→ DESCRIPTION OF THE TASK: Bring together every line in the data that includes "times".

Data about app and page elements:
———

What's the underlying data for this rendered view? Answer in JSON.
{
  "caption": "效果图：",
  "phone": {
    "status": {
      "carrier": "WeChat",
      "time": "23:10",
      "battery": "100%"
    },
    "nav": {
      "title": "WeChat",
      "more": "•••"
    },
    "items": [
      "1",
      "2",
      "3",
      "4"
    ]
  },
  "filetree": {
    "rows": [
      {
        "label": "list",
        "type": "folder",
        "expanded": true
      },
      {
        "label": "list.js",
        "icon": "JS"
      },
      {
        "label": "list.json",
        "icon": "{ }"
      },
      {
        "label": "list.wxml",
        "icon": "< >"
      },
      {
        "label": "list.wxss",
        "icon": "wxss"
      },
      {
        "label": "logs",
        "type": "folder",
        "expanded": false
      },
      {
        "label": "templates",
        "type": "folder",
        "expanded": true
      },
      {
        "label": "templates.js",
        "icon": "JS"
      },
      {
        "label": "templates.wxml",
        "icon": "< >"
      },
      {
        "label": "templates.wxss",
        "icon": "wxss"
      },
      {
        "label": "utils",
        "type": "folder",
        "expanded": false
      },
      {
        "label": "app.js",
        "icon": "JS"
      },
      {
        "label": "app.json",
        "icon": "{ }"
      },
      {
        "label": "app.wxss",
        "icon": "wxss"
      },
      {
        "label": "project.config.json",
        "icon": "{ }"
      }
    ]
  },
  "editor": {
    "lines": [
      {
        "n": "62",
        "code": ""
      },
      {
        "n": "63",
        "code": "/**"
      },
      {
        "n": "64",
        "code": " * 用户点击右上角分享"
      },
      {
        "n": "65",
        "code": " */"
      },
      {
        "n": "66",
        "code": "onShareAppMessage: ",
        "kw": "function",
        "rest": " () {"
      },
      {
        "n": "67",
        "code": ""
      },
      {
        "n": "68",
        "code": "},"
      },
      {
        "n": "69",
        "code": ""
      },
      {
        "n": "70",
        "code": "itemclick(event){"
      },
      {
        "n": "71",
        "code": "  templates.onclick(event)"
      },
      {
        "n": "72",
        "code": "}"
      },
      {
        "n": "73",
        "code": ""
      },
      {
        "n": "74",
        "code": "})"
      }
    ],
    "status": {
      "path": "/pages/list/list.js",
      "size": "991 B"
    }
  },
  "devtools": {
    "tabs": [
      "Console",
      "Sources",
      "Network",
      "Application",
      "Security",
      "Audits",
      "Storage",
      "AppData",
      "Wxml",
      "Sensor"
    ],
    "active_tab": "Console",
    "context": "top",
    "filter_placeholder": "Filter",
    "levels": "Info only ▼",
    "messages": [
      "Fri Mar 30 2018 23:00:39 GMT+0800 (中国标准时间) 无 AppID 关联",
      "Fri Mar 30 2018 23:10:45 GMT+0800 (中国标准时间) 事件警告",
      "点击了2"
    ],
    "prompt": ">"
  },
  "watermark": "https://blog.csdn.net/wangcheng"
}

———

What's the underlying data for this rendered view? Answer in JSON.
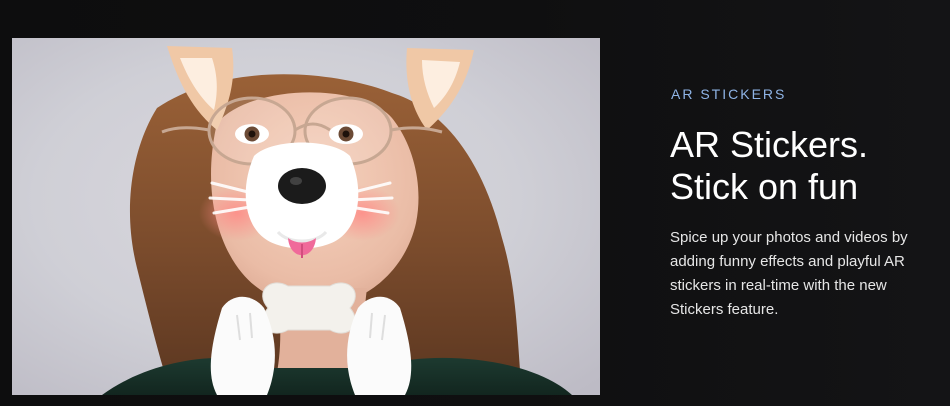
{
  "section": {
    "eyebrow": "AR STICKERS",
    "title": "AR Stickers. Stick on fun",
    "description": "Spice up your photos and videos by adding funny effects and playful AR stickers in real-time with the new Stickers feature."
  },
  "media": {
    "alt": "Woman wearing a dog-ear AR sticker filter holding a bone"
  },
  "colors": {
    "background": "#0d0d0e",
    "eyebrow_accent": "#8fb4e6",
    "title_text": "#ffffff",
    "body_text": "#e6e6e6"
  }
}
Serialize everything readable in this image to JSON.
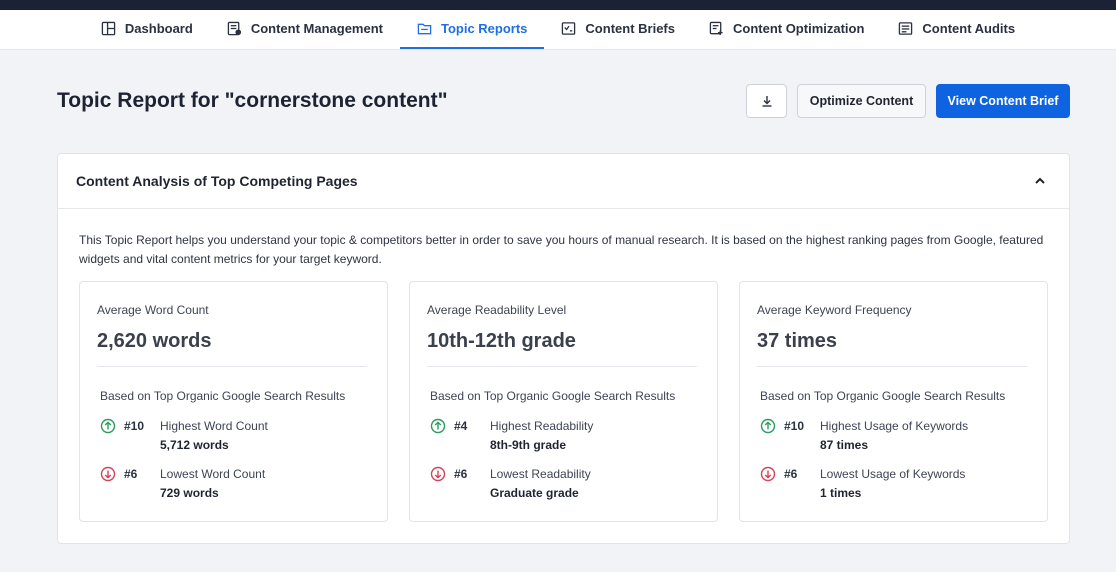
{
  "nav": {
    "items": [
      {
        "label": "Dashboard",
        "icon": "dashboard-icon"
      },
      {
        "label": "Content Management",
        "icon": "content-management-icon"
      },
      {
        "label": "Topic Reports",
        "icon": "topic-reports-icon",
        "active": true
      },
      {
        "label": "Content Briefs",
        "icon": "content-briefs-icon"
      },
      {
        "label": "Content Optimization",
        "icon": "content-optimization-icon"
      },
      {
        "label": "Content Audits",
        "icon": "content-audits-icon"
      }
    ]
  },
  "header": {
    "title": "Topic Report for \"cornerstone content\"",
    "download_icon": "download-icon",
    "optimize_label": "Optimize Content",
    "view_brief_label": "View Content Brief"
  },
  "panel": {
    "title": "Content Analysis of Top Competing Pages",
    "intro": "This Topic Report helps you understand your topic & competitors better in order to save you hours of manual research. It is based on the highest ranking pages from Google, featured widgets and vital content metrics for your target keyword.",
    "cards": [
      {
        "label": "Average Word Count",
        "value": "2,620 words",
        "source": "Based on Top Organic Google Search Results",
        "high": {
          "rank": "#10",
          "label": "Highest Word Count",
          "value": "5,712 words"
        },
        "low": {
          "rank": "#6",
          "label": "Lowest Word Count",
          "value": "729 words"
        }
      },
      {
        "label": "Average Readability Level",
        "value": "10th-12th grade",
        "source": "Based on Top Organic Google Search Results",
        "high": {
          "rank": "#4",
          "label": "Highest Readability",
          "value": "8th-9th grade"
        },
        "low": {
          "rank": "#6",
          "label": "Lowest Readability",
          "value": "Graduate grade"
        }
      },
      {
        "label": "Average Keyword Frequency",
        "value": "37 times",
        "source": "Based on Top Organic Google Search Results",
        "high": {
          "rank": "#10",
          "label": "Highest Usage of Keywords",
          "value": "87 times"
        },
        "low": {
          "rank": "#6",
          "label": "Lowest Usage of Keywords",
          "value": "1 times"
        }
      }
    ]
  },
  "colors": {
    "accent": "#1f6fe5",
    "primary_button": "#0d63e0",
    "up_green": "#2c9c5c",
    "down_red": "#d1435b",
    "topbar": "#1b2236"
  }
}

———

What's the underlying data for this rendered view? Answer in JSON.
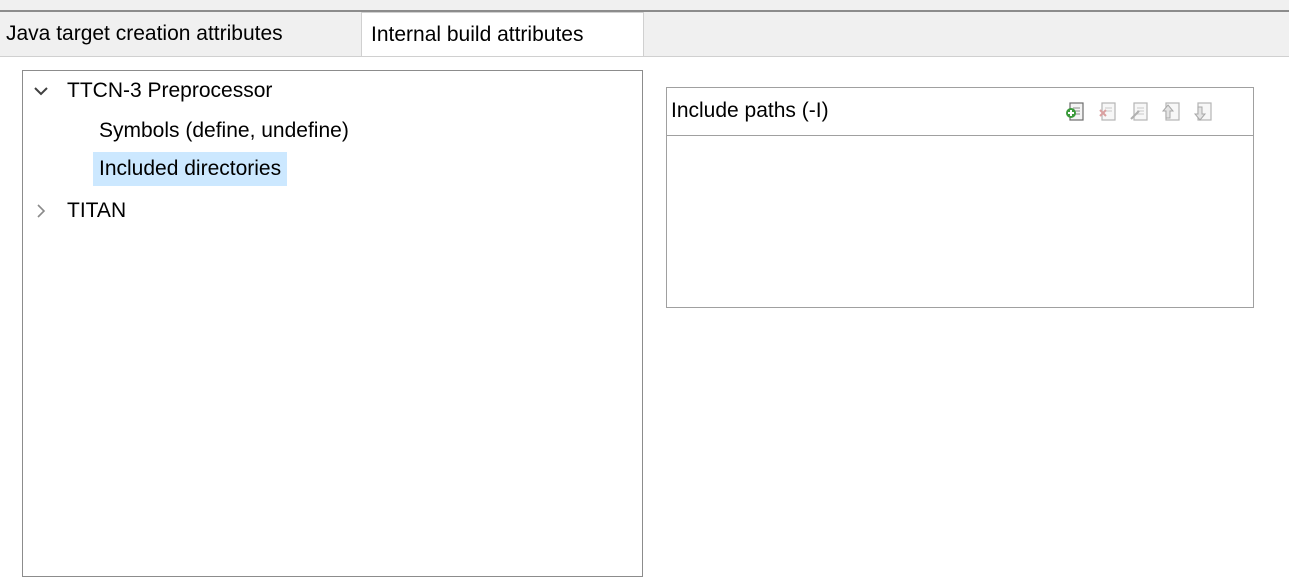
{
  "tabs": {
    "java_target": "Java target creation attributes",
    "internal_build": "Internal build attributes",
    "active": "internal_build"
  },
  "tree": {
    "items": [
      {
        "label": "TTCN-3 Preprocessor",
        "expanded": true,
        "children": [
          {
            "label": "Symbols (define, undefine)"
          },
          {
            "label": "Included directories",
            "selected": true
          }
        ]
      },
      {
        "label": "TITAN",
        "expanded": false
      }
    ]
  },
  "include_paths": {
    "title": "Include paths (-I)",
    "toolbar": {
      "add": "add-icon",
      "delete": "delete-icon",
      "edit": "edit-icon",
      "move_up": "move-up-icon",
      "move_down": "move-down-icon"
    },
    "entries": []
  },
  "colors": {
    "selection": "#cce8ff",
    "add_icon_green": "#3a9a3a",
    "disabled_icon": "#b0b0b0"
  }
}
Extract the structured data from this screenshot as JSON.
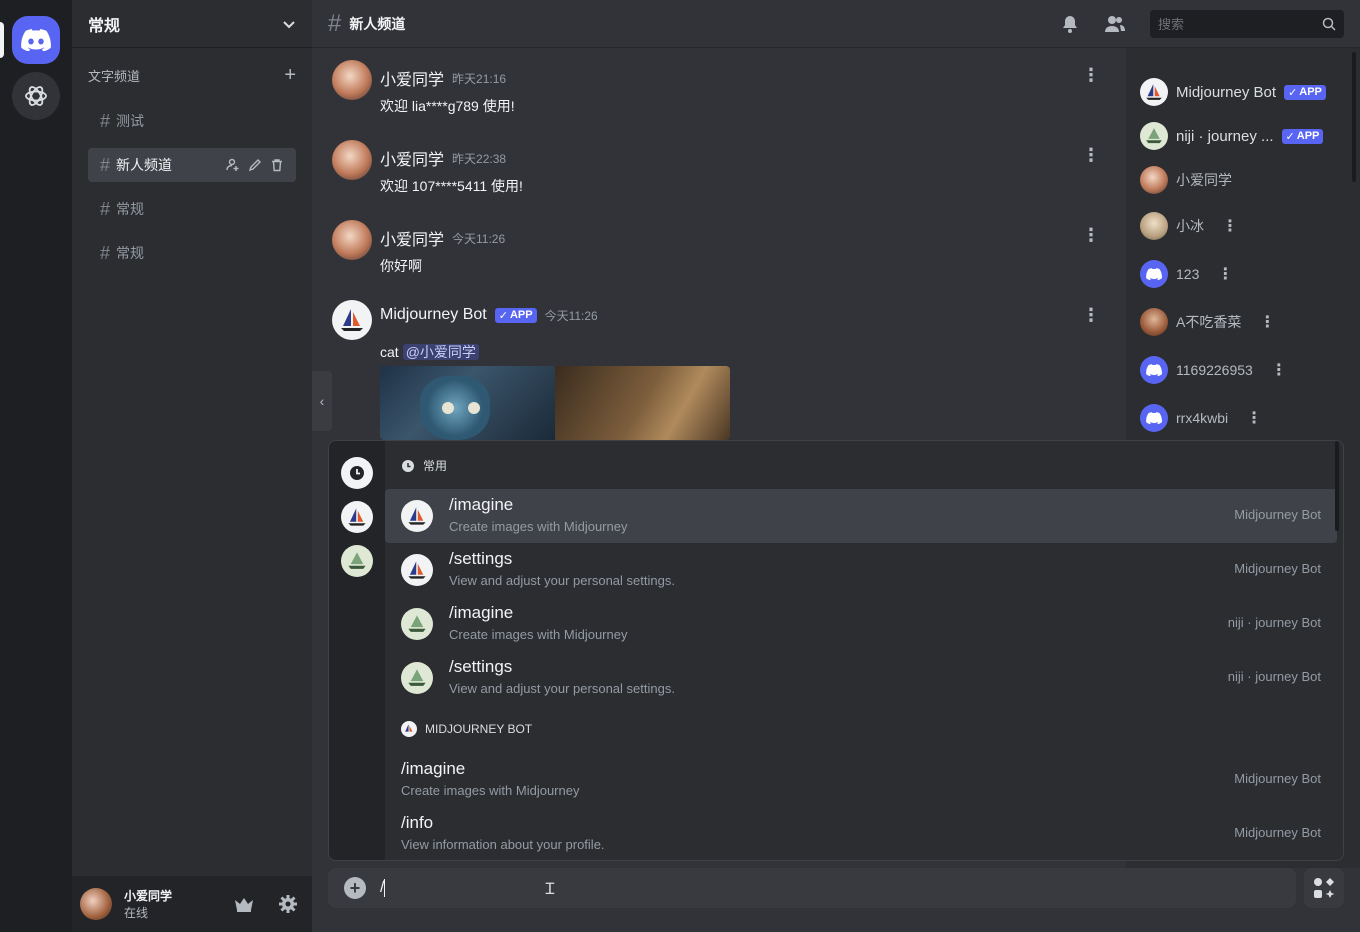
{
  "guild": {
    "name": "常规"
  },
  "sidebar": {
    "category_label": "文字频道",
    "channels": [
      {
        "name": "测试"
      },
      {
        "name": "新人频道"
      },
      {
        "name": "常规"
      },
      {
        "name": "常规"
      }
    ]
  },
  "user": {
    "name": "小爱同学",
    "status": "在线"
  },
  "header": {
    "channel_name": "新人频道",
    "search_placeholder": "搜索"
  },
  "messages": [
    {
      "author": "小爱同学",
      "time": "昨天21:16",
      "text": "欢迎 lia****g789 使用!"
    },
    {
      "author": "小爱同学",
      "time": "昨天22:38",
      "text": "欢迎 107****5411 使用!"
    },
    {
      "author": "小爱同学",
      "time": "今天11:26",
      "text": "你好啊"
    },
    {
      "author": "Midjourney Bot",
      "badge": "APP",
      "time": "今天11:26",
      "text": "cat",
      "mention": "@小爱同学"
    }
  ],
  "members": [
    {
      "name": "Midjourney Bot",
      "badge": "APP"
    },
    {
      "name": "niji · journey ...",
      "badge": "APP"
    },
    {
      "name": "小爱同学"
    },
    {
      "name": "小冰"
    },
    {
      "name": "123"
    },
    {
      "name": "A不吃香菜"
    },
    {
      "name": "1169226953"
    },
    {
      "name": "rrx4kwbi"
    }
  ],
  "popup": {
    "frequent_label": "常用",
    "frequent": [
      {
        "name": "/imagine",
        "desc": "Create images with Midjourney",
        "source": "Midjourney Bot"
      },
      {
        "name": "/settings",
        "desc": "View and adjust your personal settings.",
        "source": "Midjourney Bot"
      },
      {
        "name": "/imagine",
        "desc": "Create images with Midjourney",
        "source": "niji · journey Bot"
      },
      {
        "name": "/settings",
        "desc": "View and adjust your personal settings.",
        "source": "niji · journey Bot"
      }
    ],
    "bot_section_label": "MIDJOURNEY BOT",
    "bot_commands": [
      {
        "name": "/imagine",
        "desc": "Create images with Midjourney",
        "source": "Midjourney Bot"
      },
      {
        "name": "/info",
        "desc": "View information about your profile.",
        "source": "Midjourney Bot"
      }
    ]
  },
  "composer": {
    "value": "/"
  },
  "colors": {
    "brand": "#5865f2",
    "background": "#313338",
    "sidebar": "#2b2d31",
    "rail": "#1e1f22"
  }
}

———

→ SOLUTION TO THE PROBLEM:
        "value": "37 times",
          "value": "87 times"
          "value": "1 times"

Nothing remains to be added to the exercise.